**Exercise**: Search the entries below for the string "prvky" and copy the lines that hold it.

(Source information begins)

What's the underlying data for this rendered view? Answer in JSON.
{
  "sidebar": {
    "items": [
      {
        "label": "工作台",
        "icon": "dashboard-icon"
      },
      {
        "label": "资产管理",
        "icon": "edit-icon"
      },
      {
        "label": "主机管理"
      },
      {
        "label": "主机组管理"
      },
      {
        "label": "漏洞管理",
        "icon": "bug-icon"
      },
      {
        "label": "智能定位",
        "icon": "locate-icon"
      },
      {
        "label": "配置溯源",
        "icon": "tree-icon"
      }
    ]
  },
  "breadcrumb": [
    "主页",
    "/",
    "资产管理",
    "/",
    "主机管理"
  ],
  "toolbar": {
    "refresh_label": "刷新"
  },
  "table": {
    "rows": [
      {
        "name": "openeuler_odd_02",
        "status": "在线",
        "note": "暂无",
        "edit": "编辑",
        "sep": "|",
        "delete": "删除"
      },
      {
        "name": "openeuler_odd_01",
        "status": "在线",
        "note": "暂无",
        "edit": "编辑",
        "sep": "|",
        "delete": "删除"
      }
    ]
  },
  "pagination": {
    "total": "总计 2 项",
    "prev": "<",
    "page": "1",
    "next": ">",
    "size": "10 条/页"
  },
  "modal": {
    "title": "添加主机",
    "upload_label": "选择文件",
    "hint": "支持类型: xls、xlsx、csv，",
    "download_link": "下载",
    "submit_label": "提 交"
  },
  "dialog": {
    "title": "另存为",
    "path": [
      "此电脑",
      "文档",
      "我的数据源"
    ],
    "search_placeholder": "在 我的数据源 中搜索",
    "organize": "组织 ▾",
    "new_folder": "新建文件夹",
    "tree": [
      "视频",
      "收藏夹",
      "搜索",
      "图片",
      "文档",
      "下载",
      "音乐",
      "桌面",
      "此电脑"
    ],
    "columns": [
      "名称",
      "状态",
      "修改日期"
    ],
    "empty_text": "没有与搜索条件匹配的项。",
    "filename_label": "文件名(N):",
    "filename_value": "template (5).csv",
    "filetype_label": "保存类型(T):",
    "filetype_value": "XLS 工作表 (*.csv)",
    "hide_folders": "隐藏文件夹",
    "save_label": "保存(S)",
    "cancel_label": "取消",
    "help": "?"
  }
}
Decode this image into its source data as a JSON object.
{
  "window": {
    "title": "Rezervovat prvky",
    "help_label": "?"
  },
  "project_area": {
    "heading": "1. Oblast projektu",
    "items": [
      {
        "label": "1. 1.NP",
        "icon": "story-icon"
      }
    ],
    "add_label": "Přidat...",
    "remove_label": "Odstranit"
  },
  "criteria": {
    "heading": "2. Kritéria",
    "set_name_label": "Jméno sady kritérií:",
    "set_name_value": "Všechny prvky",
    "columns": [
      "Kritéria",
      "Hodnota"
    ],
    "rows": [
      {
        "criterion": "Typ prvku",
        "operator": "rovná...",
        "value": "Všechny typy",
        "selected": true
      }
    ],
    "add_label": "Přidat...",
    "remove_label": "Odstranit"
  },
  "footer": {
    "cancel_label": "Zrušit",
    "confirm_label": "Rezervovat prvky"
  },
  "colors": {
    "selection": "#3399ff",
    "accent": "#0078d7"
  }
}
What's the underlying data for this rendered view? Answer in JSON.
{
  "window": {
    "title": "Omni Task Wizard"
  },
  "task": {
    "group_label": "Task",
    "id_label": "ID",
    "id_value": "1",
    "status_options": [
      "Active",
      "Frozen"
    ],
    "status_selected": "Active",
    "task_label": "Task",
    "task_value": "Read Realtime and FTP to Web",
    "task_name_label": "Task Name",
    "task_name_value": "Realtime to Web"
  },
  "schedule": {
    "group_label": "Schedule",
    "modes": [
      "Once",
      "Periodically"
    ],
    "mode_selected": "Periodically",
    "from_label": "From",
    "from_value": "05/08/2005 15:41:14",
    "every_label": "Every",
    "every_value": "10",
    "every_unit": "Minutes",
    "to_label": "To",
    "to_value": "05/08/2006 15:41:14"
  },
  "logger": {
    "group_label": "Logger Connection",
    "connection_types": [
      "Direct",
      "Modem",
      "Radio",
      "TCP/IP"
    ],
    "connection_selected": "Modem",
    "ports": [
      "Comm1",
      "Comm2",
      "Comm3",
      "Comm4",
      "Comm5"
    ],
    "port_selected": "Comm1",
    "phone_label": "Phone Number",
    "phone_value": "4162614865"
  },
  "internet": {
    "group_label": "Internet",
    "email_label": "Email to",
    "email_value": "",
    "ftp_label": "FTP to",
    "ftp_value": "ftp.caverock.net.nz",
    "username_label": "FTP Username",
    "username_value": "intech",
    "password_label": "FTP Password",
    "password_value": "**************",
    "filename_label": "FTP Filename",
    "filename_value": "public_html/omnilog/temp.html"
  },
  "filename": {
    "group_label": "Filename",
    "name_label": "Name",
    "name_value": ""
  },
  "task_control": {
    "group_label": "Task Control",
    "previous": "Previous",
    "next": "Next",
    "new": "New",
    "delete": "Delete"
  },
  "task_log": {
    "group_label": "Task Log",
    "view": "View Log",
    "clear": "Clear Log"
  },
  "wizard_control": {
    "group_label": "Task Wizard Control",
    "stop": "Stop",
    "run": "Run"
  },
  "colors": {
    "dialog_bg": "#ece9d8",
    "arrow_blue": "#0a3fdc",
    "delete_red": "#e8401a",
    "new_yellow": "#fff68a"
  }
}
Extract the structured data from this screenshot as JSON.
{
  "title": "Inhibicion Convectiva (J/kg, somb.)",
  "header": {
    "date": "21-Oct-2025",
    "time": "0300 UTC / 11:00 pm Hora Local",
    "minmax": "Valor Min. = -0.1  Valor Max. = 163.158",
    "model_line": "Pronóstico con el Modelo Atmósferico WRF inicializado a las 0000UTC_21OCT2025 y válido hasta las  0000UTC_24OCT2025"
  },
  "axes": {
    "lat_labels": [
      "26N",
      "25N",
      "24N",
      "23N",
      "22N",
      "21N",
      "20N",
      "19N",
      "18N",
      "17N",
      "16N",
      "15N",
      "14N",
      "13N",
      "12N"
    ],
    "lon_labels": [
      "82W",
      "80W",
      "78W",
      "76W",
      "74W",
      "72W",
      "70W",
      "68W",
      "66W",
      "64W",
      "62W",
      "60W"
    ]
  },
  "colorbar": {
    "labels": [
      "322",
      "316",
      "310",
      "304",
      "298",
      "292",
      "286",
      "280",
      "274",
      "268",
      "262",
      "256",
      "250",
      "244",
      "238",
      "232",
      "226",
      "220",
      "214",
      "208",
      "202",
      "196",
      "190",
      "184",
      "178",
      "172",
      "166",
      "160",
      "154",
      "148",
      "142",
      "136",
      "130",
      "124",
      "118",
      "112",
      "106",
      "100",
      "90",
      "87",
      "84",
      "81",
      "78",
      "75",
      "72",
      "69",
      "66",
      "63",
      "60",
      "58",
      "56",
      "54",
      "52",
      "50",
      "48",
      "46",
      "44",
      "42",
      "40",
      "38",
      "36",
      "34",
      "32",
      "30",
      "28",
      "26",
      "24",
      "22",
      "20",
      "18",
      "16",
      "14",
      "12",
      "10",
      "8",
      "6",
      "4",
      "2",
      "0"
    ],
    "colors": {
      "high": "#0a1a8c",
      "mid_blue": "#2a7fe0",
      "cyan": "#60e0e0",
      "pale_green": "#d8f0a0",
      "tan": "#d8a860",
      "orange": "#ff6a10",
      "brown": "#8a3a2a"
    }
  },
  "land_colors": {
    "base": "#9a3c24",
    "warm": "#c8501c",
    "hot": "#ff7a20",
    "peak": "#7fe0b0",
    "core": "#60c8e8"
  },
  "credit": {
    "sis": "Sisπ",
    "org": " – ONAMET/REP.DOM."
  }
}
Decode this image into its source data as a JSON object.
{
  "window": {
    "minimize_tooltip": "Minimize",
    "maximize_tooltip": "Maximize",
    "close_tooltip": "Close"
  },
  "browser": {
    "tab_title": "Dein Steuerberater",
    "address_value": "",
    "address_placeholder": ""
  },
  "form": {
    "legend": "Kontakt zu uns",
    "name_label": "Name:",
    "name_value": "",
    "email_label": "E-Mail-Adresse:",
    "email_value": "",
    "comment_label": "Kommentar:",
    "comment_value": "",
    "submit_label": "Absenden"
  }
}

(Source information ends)

**Response area**:
    "title": "Rezervovat prvky",
    "set_name_value": "Všechny prvky",
    "confirm_label": "Rezervovat prvky"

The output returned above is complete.